On the Incompatibility of Gravitational Radiation with the 1915 Einstein Equation
C. Y. Lo
Applied and Pure Research Institute, 17 Newcastle Drive, Nashua, New Hampshire 03060 U.S.A.
It is shown that the 1915 Einstein equation is incompatible with the physical notion that a wave carries away energy momentum. This proof is compatible with the Maxwell‐Newton approximation (the linear field equation for weak gravity), and is supported by the binary pulsar experiments. For dynamic problems, the linear field equation is independent of, and furthermore incompatible with, the Einstein equation. The linear equation, as a first‐order approximation, requires the existence of the weak gravitational wave such that it must be bounded in amplitude and be related to the dynamics of the source of radiation. Due to neglecting these crucial physical associations, in addition to inadequate understanding of the equivalence principle, unphysical solutions were mistaken as gravitational waves. It is concluded theoretically that, as Einstein and Rosen suggested, a physical gravitational wave solution for the 1915 equation does not exist. This conclusion is given further support by analyzing the issue of plane waves versus exact “wave” solutions. Moreover, the approaches of Damour and Taylor for the radiation of binary pulsars would be valid only if they are as an approximation of the equation of 1995 update. And the update equation shows that the singularity theorems prove only the breaking down of Wheeler‐Hawking theories, but not general relativity. Also, it is pointed out that some Lorentz manifolds are among those that actually disagree with known experimental facts.

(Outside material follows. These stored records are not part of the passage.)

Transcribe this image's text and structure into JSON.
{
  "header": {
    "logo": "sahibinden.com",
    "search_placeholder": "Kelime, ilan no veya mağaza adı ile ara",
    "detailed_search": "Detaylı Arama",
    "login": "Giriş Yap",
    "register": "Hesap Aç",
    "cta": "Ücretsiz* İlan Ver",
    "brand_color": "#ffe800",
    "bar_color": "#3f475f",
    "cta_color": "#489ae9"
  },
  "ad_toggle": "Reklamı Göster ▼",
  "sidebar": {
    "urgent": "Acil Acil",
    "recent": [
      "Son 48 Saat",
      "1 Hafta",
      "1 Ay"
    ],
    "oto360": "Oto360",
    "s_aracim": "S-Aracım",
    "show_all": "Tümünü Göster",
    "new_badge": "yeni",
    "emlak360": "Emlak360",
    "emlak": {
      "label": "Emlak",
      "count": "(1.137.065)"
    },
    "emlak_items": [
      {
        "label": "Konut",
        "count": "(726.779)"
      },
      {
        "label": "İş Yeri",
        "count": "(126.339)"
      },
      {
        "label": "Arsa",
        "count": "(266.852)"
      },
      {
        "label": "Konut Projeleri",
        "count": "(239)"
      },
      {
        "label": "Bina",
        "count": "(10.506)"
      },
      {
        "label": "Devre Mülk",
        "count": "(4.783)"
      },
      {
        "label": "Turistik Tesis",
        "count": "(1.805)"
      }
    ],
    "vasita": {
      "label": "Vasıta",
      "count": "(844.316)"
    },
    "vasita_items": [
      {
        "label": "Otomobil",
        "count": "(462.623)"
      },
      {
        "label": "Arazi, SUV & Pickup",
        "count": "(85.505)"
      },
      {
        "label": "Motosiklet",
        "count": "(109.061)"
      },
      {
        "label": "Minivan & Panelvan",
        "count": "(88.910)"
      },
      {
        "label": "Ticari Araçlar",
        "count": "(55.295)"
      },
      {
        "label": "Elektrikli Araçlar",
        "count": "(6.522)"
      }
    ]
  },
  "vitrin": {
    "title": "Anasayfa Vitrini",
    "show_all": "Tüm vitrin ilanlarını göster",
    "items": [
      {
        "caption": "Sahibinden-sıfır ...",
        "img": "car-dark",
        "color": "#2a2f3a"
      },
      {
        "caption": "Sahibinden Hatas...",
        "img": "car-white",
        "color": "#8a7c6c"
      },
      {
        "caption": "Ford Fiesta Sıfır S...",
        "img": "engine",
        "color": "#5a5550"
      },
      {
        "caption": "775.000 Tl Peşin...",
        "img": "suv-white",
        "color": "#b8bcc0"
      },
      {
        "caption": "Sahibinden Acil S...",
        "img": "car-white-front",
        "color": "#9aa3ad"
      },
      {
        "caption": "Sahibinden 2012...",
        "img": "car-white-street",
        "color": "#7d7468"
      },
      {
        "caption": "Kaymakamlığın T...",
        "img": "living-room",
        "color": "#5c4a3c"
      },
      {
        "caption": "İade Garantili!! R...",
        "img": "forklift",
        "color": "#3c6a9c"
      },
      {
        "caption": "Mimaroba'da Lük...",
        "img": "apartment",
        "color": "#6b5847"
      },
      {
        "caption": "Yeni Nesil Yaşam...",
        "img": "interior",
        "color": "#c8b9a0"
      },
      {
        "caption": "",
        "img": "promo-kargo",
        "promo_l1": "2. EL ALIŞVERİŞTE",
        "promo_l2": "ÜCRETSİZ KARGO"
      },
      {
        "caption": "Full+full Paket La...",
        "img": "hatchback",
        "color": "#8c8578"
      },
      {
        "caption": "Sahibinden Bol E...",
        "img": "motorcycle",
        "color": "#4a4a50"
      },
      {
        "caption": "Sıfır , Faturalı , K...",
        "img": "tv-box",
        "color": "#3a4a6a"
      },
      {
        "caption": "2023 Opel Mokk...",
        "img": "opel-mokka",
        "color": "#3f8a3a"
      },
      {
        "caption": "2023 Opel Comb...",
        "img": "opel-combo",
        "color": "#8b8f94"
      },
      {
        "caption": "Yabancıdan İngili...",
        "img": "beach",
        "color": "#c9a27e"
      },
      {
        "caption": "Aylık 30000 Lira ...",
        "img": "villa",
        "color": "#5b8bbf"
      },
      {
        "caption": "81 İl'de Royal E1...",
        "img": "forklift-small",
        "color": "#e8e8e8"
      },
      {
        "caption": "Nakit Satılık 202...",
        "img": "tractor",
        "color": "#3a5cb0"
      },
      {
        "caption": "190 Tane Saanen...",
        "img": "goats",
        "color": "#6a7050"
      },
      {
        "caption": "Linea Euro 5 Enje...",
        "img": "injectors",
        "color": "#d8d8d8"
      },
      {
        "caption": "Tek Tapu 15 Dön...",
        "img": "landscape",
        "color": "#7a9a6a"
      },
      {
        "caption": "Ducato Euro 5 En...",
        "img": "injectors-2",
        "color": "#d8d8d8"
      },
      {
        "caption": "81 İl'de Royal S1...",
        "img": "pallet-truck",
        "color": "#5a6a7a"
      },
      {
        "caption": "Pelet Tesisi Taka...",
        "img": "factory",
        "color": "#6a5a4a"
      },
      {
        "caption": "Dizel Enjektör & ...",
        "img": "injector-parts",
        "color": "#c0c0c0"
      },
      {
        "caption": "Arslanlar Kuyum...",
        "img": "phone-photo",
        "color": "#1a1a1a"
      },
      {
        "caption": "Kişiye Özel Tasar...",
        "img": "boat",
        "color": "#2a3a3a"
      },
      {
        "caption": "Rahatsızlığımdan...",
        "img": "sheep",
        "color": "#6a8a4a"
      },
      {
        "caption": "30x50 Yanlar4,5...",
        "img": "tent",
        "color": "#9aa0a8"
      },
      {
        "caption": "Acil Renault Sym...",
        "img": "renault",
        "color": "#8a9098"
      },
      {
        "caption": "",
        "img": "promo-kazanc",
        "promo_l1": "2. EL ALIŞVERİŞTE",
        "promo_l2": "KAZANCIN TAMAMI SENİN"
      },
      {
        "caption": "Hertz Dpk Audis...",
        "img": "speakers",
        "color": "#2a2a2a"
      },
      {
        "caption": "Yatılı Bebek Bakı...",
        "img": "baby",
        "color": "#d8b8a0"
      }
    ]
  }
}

Keywords: compatibility, dynamic solution, gravitational radiation, principle of causality, plane wave, Wheeler‐Hawking theories
Received: June 18, 1998; Published online: December 15, 2008